(Collected data)
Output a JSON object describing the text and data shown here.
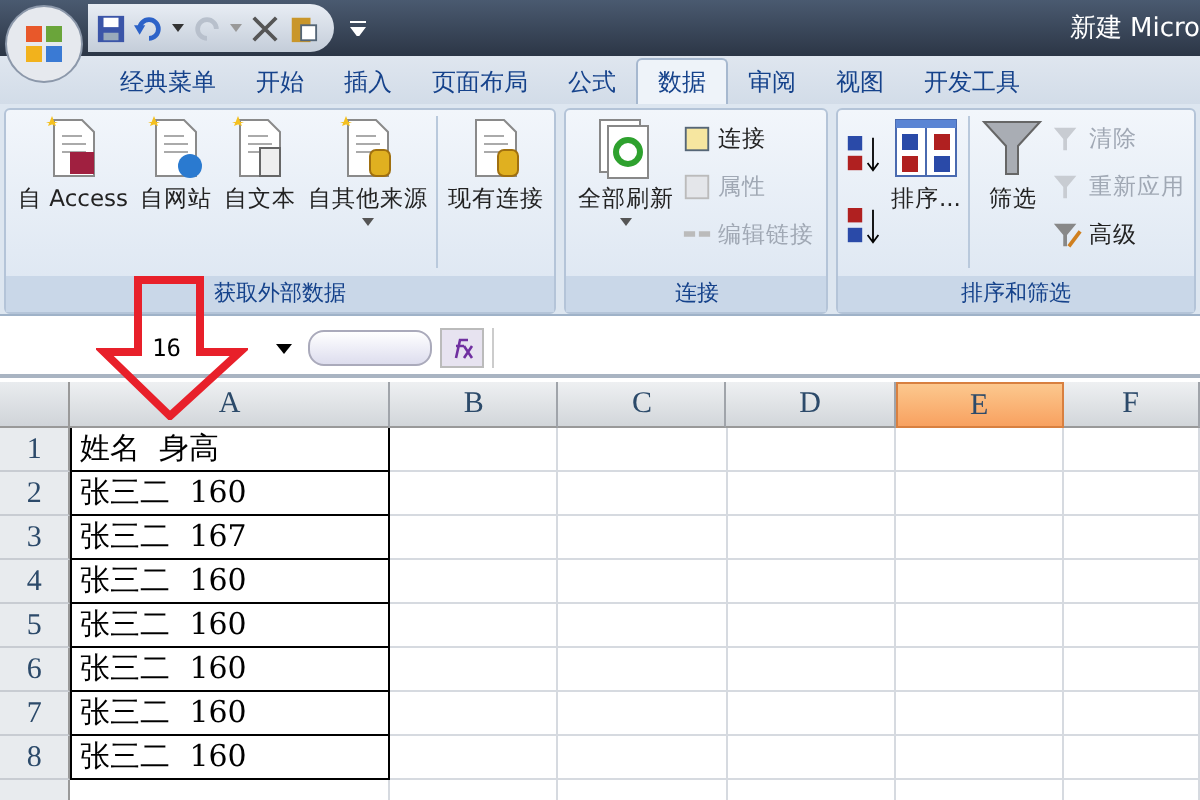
{
  "window": {
    "title": "新建 Micro"
  },
  "tabs": [
    {
      "label": "经典菜单",
      "selected": false
    },
    {
      "label": "开始",
      "selected": false
    },
    {
      "label": "插入",
      "selected": false
    },
    {
      "label": "页面布局",
      "selected": false
    },
    {
      "label": "公式",
      "selected": false
    },
    {
      "label": "数据",
      "selected": true
    },
    {
      "label": "审阅",
      "selected": false
    },
    {
      "label": "视图",
      "selected": false
    },
    {
      "label": "开发工具",
      "selected": false
    }
  ],
  "ribbon_groups": [
    {
      "label": "获取外部数据",
      "items": [
        {
          "kind": "large",
          "label": "自 Access",
          "disabled": false,
          "dropdown": false
        },
        {
          "kind": "large",
          "label": "自网站",
          "disabled": false,
          "dropdown": false
        },
        {
          "kind": "large",
          "label": "自文本",
          "disabled": false,
          "dropdown": false
        },
        {
          "kind": "large",
          "label": "自其他来源",
          "disabled": false,
          "dropdown": true
        },
        {
          "kind": "large",
          "label": "现有连接",
          "disabled": false,
          "dropdown": false
        }
      ]
    },
    {
      "label": "连接",
      "items": [
        {
          "kind": "large",
          "label": "全部刷新",
          "disabled": false,
          "dropdown": true
        },
        {
          "kind": "small",
          "label": "连接",
          "disabled": false
        },
        {
          "kind": "small",
          "label": "属性",
          "disabled": true
        },
        {
          "kind": "small",
          "label": "编辑链接",
          "disabled": true
        }
      ]
    },
    {
      "label": "排序和筛选",
      "items": [
        {
          "kind": "sortpair"
        },
        {
          "kind": "large",
          "label": "排序...",
          "disabled": false,
          "dropdown": false
        },
        {
          "kind": "large",
          "label": "筛选",
          "disabled": false,
          "dropdown": false
        },
        {
          "kind": "small",
          "label": "清除",
          "disabled": true
        },
        {
          "kind": "small",
          "label": "重新应用",
          "disabled": true
        },
        {
          "kind": "small",
          "label": "高级",
          "disabled": false
        }
      ]
    }
  ],
  "name_box": "16",
  "columns": [
    {
      "label": "A",
      "selected": false
    },
    {
      "label": "B",
      "selected": false
    },
    {
      "label": "C",
      "selected": false
    },
    {
      "label": "D",
      "selected": false
    },
    {
      "label": "E",
      "selected": true
    },
    {
      "label": "F",
      "selected": false
    }
  ],
  "rows": [
    {
      "number": "1",
      "cell_a": "姓名  身高"
    },
    {
      "number": "2",
      "cell_a": "张三二  160"
    },
    {
      "number": "3",
      "cell_a": "张三二  167"
    },
    {
      "number": "4",
      "cell_a": "张三二  160"
    },
    {
      "number": "5",
      "cell_a": "张三二  160"
    },
    {
      "number": "6",
      "cell_a": "张三二  160"
    },
    {
      "number": "7",
      "cell_a": "张三二  160"
    },
    {
      "number": "8",
      "cell_a": "张三二  160"
    }
  ]
}
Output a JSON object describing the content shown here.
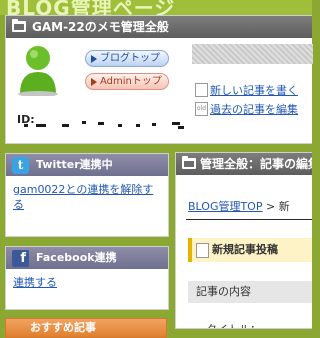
{
  "banner": {
    "logo_text": "BLOG管理ページ"
  },
  "user_panel": {
    "title": "GAM-22のメモ管理全般",
    "blog_top_button": "ブログトップ",
    "admin_top_button": "Adminトップ",
    "new_post_link": "新しい記事を書く",
    "edit_old_link": "過去の記事を編集",
    "edit_old_icon_text": "old",
    "id_label": "ID:"
  },
  "twitter_box": {
    "title": "Twitter連携中",
    "icon_glyph": "t",
    "link": "gam0022との連携を解除する"
  },
  "facebook_box": {
    "title": "Facebook連携",
    "icon_glyph": "f",
    "link": "連携する"
  },
  "orange_box": {
    "title": "おすすめ記事"
  },
  "main": {
    "title": "管理全般：記事の編集",
    "breadcrumb_home": "BLOG管理TOP",
    "breadcrumb_sep": ">",
    "breadcrumb_current": "新",
    "new_post_heading": "新規記事投稿",
    "content_heading": "記事の内容",
    "title_field_label": "タイトル："
  },
  "colors": {
    "background": "#8aa832",
    "link": "#2458b3",
    "panel_header": "#6c6c6c",
    "twitter": "#3aa3e3",
    "facebook": "#3b5998"
  }
}
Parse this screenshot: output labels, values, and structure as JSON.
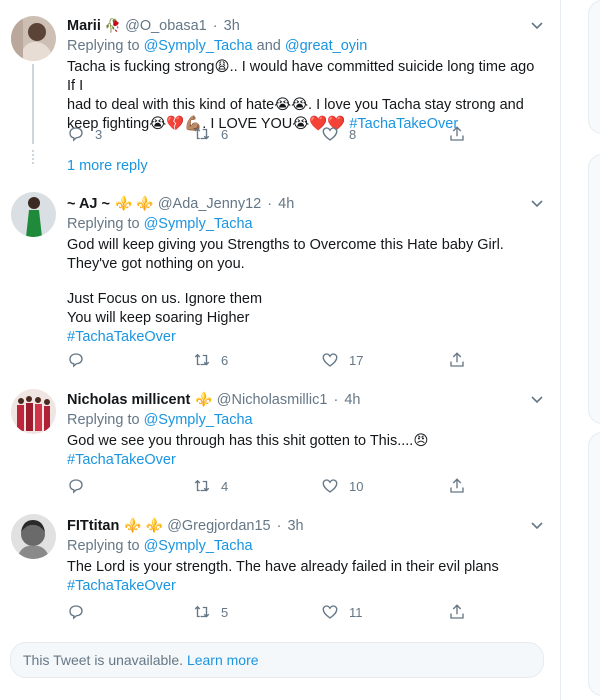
{
  "tweets": [
    {
      "display_name": "Marii",
      "name_emoji": "🥀",
      "handle": "@O_obasa1",
      "time": "3h",
      "replying_prefix": "Replying to",
      "replying_mentions": [
        "@Symply_Tacha",
        "@great_oyin"
      ],
      "replying_joiner": "and",
      "text_lines": [
        "Tacha is fucking strong😩.. I would have committed suicide long time ago If I",
        "had to deal with this kind of hate😭😭. I love you Tacha stay strong and",
        "keep fighting😭💔💪🏽. I LOVE YOU😭❤️❤️"
      ],
      "hashtag": "#TachaTakeOver",
      "replies": "3",
      "retweets": "6",
      "likes": "8",
      "more_reply": "1 more reply"
    },
    {
      "display_name": "~ AJ ~",
      "name_emoji": "⚜️ ⚜️",
      "handle": "@Ada_Jenny12",
      "time": "4h",
      "replying_prefix": "Replying to",
      "replying_mentions": [
        "@Symply_Tacha"
      ],
      "text_lines": [
        "God will keep giving you Strengths to Overcome this Hate baby Girl.",
        "They've got nothing on you.",
        "",
        "Just Focus on us. Ignore them",
        "You will keep soaring Higher"
      ],
      "hashtag": "#TachaTakeOver",
      "replies": "",
      "retweets": "6",
      "likes": "17"
    },
    {
      "display_name": "Nicholas millicent",
      "name_emoji": "⚜️",
      "handle": "@Nicholasmillic1",
      "time": "4h",
      "replying_prefix": "Replying to",
      "replying_mentions": [
        "@Symply_Tacha"
      ],
      "text_lines": [
        "God we see you through has this shit gotten to This....😠"
      ],
      "hashtag": "#TachaTakeOver",
      "replies": "",
      "retweets": "4",
      "likes": "10"
    },
    {
      "display_name": "FITtitan",
      "name_emoji": "⚜️ ⚜️",
      "handle": "@Gregjordan15",
      "time": "3h",
      "replying_prefix": "Replying to",
      "replying_mentions": [
        "@Symply_Tacha"
      ],
      "text_lines": [
        "The Lord is your strength. The have already failed in their evil plans"
      ],
      "hashtag": "#TachaTakeOver",
      "replies": "",
      "retweets": "5",
      "likes": "11"
    }
  ],
  "unavailable": {
    "text": "This Tweet is unavailable.",
    "link": "Learn more"
  },
  "icons": {
    "reply": "reply-icon",
    "retweet": "retweet-icon",
    "like": "heart-icon",
    "share": "share-icon",
    "caret": "chevron-down-icon"
  },
  "colors": {
    "link": "#1b95e0",
    "secondary_text": "#657786",
    "border": "#e6ecf0"
  }
}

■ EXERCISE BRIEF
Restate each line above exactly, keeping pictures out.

■ YOUR RESPONSE
Output a JSON object describing the text and data shown here.
{
  "window": {
    "title": "新建 Micro"
  },
  "tabs": [
    {
      "label": "经典菜单",
      "selected": false
    },
    {
      "label": "开始",
      "selected": false
    },
    {
      "label": "插入",
      "selected": false
    },
    {
      "label": "页面布局",
      "selected": false
    },
    {
      "label": "公式",
      "selected": false
    },
    {
      "label": "数据",
      "selected": true
    },
    {
      "label": "审阅",
      "selected": false
    },
    {
      "label": "视图",
      "selected": false
    },
    {
      "label": "开发工具",
      "selected": false
    }
  ],
  "ribbon_groups": [
    {
      "label": "获取外部数据",
      "items": [
        {
          "kind": "large",
          "label": "自 Access",
          "disabled": false,
          "dropdown": false
        },
        {
          "kind": "large",
          "label": "自网站",
          "disabled": false,
          "dropdown": false
        },
        {
          "kind": "large",
          "label": "自文本",
          "disabled": false,
          "dropdown": false
        },
        {
          "kind": "large",
          "label": "自其他来源",
          "disabled": false,
          "dropdown": true
        },
        {
          "kind": "large",
          "label": "现有连接",
          "disabled": false,
          "dropdown": false
        }
      ]
    },
    {
      "label": "连接",
      "items": [
        {
          "kind": "large",
          "label": "全部刷新",
          "disabled": false,
          "dropdown": true
        },
        {
          "kind": "small",
          "label": "连接",
          "disabled": false
        },
        {
          "kind": "small",
          "label": "属性",
          "disabled": true
        },
        {
          "kind": "small",
          "label": "编辑链接",
          "disabled": true
        }
      ]
    },
    {
      "label": "排序和筛选",
      "items": [
        {
          "kind": "sortpair"
        },
        {
          "kind": "large",
          "label": "排序...",
          "disabled": false,
          "dropdown": false
        },
        {
          "kind": "large",
          "label": "筛选",
          "disabled": false,
          "dropdown": false
        },
        {
          "kind": "small",
          "label": "清除",
          "disabled": true
        },
        {
          "kind": "small",
          "label": "重新应用",
          "disabled": true
        },
        {
          "kind": "small",
          "label": "高级",
          "disabled": false
        }
      ]
    }
  ],
  "name_box": "16",
  "columns": [
    {
      "label": "A",
      "selected": false
    },
    {
      "label": "B",
      "selected": false
    },
    {
      "label": "C",
      "selected": false
    },
    {
      "label": "D",
      "selected": false
    },
    {
      "label": "E",
      "selected": true
    },
    {
      "label": "F",
      "selected": false
    }
  ],
  "rows": [
    {
      "number": "1",
      "cell_a": "姓名  身高"
    },
    {
      "number": "2",
      "cell_a": "张三二  160"
    },
    {
      "number": "3",
      "cell_a": "张三二  167"
    },
    {
      "number": "4",
      "cell_a": "张三二  160"
    },
    {
      "number": "5",
      "cell_a": "张三二  160"
    },
    {
      "number": "6",
      "cell_a": "张三二  160"
    },
    {
      "number": "7",
      "cell_a": "张三二  160"
    },
    {
      "number": "8",
      "cell_a": "张三二  160"
    }
  ]
}
Output a JSON object describing the content shown here.
{
  "banner": {
    "logo_text": "BLOG管理ページ"
  },
  "user_panel": {
    "title": "GAM-22のメモ管理全般",
    "blog_top_button": "ブログトップ",
    "admin_top_button": "Adminトップ",
    "new_post_link": "新しい記事を書く",
    "edit_old_link": "過去の記事を編集",
    "edit_old_icon_text": "old",
    "id_label": "ID:"
  },
  "twitter_box": {
    "title": "Twitter連携中",
    "icon_glyph": "t",
    "link": "gam0022との連携を解除する"
  },
  "facebook_box": {
    "title": "Facebook連携",
    "icon_glyph": "f",
    "link": "連携する"
  },
  "orange_box": {
    "title": "おすすめ記事"
  },
  "main": {
    "title": "管理全般：記事の編集",
    "breadcrumb_home": "BLOG管理TOP",
    "breadcrumb_sep": ">",
    "breadcrumb_current": "新",
    "new_post_heading": "新規記事投稿",
    "content_heading": "記事の内容",
    "title_field_label": "タイトル："
  },
  "colors": {
    "background": "#8aa832",
    "link": "#2458b3",
    "panel_header": "#6c6c6c",
    "twitter": "#3aa3e3",
    "facebook": "#3b5998"
  }
}
Parse this screenshot: output labels, values, and structure as JSON.
{
  "tweets": [
    {
      "display_name": "Marii",
      "name_emoji": "🥀",
      "handle": "@O_obasa1",
      "time": "3h",
      "replying_prefix": "Replying to",
      "replying_mentions": [
        "@Symply_Tacha",
        "@great_oyin"
      ],
      "replying_joiner": "and",
      "text_lines": [
        "Tacha is fucking strong😩.. I would have committed suicide long time ago If I",
        "had to deal with this kind of hate😭😭. I love you Tacha stay strong and",
        "keep fighting😭💔💪🏽. I LOVE YOU😭❤️❤️"
      ],
      "hashtag": "#TachaTakeOver",
      "replies": "3",
      "retweets": "6",
      "likes": "8",
      "more_reply": "1 more reply"
    },
    {
      "display_name": "~ AJ ~",
      "name_emoji": "⚜️ ⚜️",
      "handle": "@Ada_Jenny12",
      "time": "4h",
      "replying_prefix": "Replying to",
      "replying_mentions": [
        "@Symply_Tacha"
      ],
      "text_lines": [
        "God will keep giving you Strengths to Overcome this Hate baby Girl.",
        "They've got nothing on you.",
        "",
        "Just Focus on us. Ignore them",
        "You will keep soaring Higher"
      ],
      "hashtag": "#TachaTakeOver",
      "replies": "",
      "retweets": "6",
      "likes": "17"
    },
    {
      "display_name": "Nicholas millicent",
      "name_emoji": "⚜️",
      "handle": "@Nicholasmillic1",
      "time": "4h",
      "replying_prefix": "Replying to",
      "replying_mentions": [
        "@Symply_Tacha"
      ],
      "text_lines": [
        "God we see you through has this shit gotten to This....😠"
      ],
      "hashtag": "#TachaTakeOver",
      "replies": "",
      "retweets": "4",
      "likes": "10"
    },
    {
      "display_name": "FITtitan",
      "name_emoji": "⚜️ ⚜️",
      "handle": "@Gregjordan15",
      "time": "3h",
      "replying_prefix": "Replying to",
      "replying_mentions": [
        "@Symply_Tacha"
      ],
      "text_lines": [
        "The Lord is your strength. The have already failed in their evil plans"
      ],
      "hashtag": "#TachaTakeOver",
      "replies": "",
      "retweets": "5",
      "likes": "11"
    }
  ],
  "unavailable": {
    "text": "This Tweet is unavailable.",
    "link": "Learn more"
  },
  "icons": {
    "reply": "reply-icon",
    "retweet": "retweet-icon",
    "like": "heart-icon",
    "share": "share-icon",
    "caret": "chevron-down-icon"
  },
  "colors": {
    "link": "#1b95e0",
    "secondary_text": "#657786",
    "border": "#e6ecf0"
  }
}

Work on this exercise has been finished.